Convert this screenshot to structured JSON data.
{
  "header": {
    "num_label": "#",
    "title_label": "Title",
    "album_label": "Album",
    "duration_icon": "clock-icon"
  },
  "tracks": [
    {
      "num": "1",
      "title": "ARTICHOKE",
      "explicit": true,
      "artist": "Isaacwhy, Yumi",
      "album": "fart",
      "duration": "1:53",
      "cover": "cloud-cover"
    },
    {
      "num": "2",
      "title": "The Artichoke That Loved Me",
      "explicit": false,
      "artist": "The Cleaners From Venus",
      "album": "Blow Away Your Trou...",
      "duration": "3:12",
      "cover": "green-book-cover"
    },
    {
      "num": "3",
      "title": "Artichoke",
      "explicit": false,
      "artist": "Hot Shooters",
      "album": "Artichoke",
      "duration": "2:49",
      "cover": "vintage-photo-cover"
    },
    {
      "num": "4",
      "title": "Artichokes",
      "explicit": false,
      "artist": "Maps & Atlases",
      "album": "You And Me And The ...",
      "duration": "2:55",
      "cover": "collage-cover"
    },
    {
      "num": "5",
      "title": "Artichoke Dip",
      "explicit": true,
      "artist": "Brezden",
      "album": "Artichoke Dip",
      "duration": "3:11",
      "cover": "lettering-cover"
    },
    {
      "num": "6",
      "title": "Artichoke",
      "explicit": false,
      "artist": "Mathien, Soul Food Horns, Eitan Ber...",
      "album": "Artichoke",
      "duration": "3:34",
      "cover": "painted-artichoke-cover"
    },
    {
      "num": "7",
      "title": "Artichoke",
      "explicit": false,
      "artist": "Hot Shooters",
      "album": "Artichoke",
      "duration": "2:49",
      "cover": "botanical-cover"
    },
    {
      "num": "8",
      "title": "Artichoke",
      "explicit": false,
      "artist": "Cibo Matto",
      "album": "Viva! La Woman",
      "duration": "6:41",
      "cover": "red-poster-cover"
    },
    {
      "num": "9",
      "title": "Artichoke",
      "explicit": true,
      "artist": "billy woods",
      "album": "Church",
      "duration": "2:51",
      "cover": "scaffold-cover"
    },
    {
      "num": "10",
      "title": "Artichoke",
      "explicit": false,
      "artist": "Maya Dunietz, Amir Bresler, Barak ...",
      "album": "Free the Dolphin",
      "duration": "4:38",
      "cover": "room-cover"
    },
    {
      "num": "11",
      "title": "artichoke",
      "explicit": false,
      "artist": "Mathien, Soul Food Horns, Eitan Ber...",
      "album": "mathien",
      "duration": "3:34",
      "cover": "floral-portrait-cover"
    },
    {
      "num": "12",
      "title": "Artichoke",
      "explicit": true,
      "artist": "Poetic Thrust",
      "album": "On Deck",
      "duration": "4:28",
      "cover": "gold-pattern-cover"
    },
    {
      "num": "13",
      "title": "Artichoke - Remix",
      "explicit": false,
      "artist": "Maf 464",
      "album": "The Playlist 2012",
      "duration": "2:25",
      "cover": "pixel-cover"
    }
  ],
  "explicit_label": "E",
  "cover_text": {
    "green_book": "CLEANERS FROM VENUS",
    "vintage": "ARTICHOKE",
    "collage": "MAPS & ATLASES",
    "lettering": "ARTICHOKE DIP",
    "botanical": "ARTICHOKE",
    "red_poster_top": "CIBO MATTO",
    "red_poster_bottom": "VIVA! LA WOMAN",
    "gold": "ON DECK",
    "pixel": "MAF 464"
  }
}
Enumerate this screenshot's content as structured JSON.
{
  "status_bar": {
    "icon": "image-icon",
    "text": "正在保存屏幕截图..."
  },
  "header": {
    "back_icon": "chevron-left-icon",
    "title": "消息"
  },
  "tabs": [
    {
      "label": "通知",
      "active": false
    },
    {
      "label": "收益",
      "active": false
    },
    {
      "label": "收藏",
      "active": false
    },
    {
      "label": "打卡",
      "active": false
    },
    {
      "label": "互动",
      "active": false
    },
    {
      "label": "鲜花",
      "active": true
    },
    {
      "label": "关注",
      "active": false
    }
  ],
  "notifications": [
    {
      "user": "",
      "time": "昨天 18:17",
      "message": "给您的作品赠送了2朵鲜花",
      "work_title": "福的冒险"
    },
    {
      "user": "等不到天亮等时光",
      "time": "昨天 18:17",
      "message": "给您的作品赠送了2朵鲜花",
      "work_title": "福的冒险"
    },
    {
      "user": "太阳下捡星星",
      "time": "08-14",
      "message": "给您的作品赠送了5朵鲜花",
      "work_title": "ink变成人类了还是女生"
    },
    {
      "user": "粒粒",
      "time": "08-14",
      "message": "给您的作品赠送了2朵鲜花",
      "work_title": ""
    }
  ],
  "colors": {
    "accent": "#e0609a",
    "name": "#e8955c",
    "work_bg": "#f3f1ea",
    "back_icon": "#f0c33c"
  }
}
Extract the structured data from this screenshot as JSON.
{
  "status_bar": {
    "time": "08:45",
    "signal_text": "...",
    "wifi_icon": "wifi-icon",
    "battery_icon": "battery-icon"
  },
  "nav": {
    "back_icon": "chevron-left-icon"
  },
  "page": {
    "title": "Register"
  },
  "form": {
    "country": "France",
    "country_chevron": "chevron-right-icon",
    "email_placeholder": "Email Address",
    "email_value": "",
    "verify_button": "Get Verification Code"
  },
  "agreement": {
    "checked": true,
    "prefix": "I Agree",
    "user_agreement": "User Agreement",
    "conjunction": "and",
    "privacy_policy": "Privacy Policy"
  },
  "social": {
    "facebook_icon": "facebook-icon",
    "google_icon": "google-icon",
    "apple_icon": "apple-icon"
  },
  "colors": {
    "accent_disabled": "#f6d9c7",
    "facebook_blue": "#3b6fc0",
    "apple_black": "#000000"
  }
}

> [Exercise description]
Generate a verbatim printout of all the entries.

> [Completed task]
Convert this screenshot to structured JSON data.
{
  "header": {
    "num_label": "#",
    "title_label": "Title",
    "album_label": "Album",
    "duration_icon": "clock-icon"
  },
  "tracks": [
    {
      "num": "1",
      "title": "ARTICHOKE",
      "explicit": true,
      "artist": "Isaacwhy, Yumi",
      "album": "fart",
      "duration": "1:53",
      "cover": "cloud-cover"
    },
    {
      "num": "2",
      "title": "The Artichoke That Loved Me",
      "explicit": false,
      "artist": "The Cleaners From Venus",
      "album": "Blow Away Your Trou...",
      "duration": "3:12",
      "cover": "green-book-cover"
    },
    {
      "num": "3",
      "title": "Artichoke",
      "explicit": false,
      "artist": "Hot Shooters",
      "album": "Artichoke",
      "duration": "2:49",
      "cover": "vintage-photo-cover"
    },
    {
      "num": "4",
      "title": "Artichokes",
      "explicit": false,
      "artist": "Maps & Atlases",
      "album": "You And Me And The ...",
      "duration": "2:55",
      "cover": "collage-cover"
    },
    {
      "num": "5",
      "title": "Artichoke Dip",
      "explicit": true,
      "artist": "Brezden",
      "album": "Artichoke Dip",
      "duration": "3:11",
      "cover": "lettering-cover"
    },
    {
      "num": "6",
      "title": "Artichoke",
      "explicit": false,
      "artist": "Mathien, Soul Food Horns, Eitan Ber...",
      "album": "Artichoke",
      "duration": "3:34",
      "cover": "painted-artichoke-cover"
    },
    {
      "num": "7",
      "title": "Artichoke",
      "explicit": false,
      "artist": "Hot Shooters",
      "album": "Artichoke",
      "duration": "2:49",
      "cover": "botanical-cover"
    },
    {
      "num": "8",
      "title": "Artichoke",
      "explicit": false,
      "artist": "Cibo Matto",
      "album": "Viva! La Woman",
      "duration": "6:41",
      "cover": "red-poster-cover"
    },
    {
      "num": "9",
      "title": "Artichoke",
      "explicit": true,
      "artist": "billy woods",
      "album": "Church",
      "duration": "2:51",
      "cover": "scaffold-cover"
    },
    {
      "num": "10",
      "title": "Artichoke",
      "explicit": false,
      "artist": "Maya Dunietz, Amir Bresler, Barak ...",
      "album": "Free the Dolphin",
      "duration": "4:38",
      "cover": "room-cover"
    },
    {
      "num": "11",
      "title": "artichoke",
      "explicit": false,
      "artist": "Mathien, Soul Food Horns, Eitan Ber...",
      "album": "mathien",
      "duration": "3:34",
      "cover": "floral-portrait-cover"
    },
    {
      "num": "12",
      "title": "Artichoke",
      "explicit": true,
      "artist": "Poetic Thrust",
      "album": "On Deck",
      "duration": "4:28",
      "cover": "gold-pattern-cover"
    },
    {
      "num": "13",
      "title": "Artichoke - Remix",
      "explicit": false,
      "artist": "Maf 464",
      "album": "The Playlist 2012",
      "duration": "2:25",
      "cover": "pixel-cover"
    }
  ],
  "explicit_label": "E",
  "cover_text": {
    "green_book": "CLEANERS FROM VENUS",
    "vintage": "ARTICHOKE",
    "collage": "MAPS & ATLASES",
    "lettering": "ARTICHOKE DIP",
    "botanical": "ARTICHOKE",
    "red_poster_top": "CIBO MATTO",
    "red_poster_bottom": "VIVA! LA WOMAN",
    "gold": "ON DECK",
    "pixel": "MAF 464"
  }
}
Enumerate this screenshot's content as structured JSON.
{
  "status_bar": {
    "icon": "image-icon",
    "text": "正在保存屏幕截图..."
  },
  "header": {
    "back_icon": "chevron-left-icon",
    "title": "消息"
  },
  "tabs": [
    {
      "label": "通知",
      "active": false
    },
    {
      "label": "收益",
      "active": false
    },
    {
      "label": "收藏",
      "active": false
    },
    {
      "label": "打卡",
      "active": false
    },
    {
      "label": "互动",
      "active": false
    },
    {
      "label": "鲜花",
      "active": true
    },
    {
      "label": "关注",
      "active": false
    }
  ],
  "notifications": [
    {
      "user": "",
      "time": "昨天 18:17",
      "message": "给您的作品赠送了2朵鲜花",
      "work_title": "福的冒险"
    },
    {
      "user": "等不到天亮等时光",
      "time": "昨天 18:17",
      "message": "给您的作品赠送了2朵鲜花",
      "work_title": "福的冒险"
    },
    {
      "user": "太阳下捡星星",
      "time": "08-14",
      "message": "给您的作品赠送了5朵鲜花",
      "work_title": "ink变成人类了还是女生"
    },
    {
      "user": "粒粒",
      "time": "08-14",
      "message": "给您的作品赠送了2朵鲜花",
      "work_title": ""
    }
  ],
  "colors": {
    "accent": "#e0609a",
    "name": "#e8955c",
    "work_bg": "#f3f1ea",
    "back_icon": "#f0c33c"
  }
}
Extract the structured data from this screenshot as JSON.
{
  "status_bar": {
    "time": "08:45",
    "signal_text": "...",
    "wifi_icon": "wifi-icon",
    "battery_icon": "battery-icon"
  },
  "nav": {
    "back_icon": "chevron-left-icon"
  },
  "page": {
    "title": "Register"
  },
  "form": {
    "country": "France",
    "country_chevron": "chevron-right-icon",
    "email_placeholder": "Email Address",
    "email_value": "",
    "verify_button": "Get Verification Code"
  },
  "agreement": {
    "checked": true,
    "prefix": "I Agree",
    "user_agreement": "User Agreement",
    "conjunction": "and",
    "privacy_policy": "Privacy Policy"
  },
  "social": {
    "facebook_icon": "facebook-icon",
    "google_icon": "google-icon",
    "apple_icon": "apple-icon"
  },
  "colors": {
    "accent_disabled": "#f6d9c7",
    "facebook_blue": "#3b6fc0",
    "apple_black": "#000000"
  }
}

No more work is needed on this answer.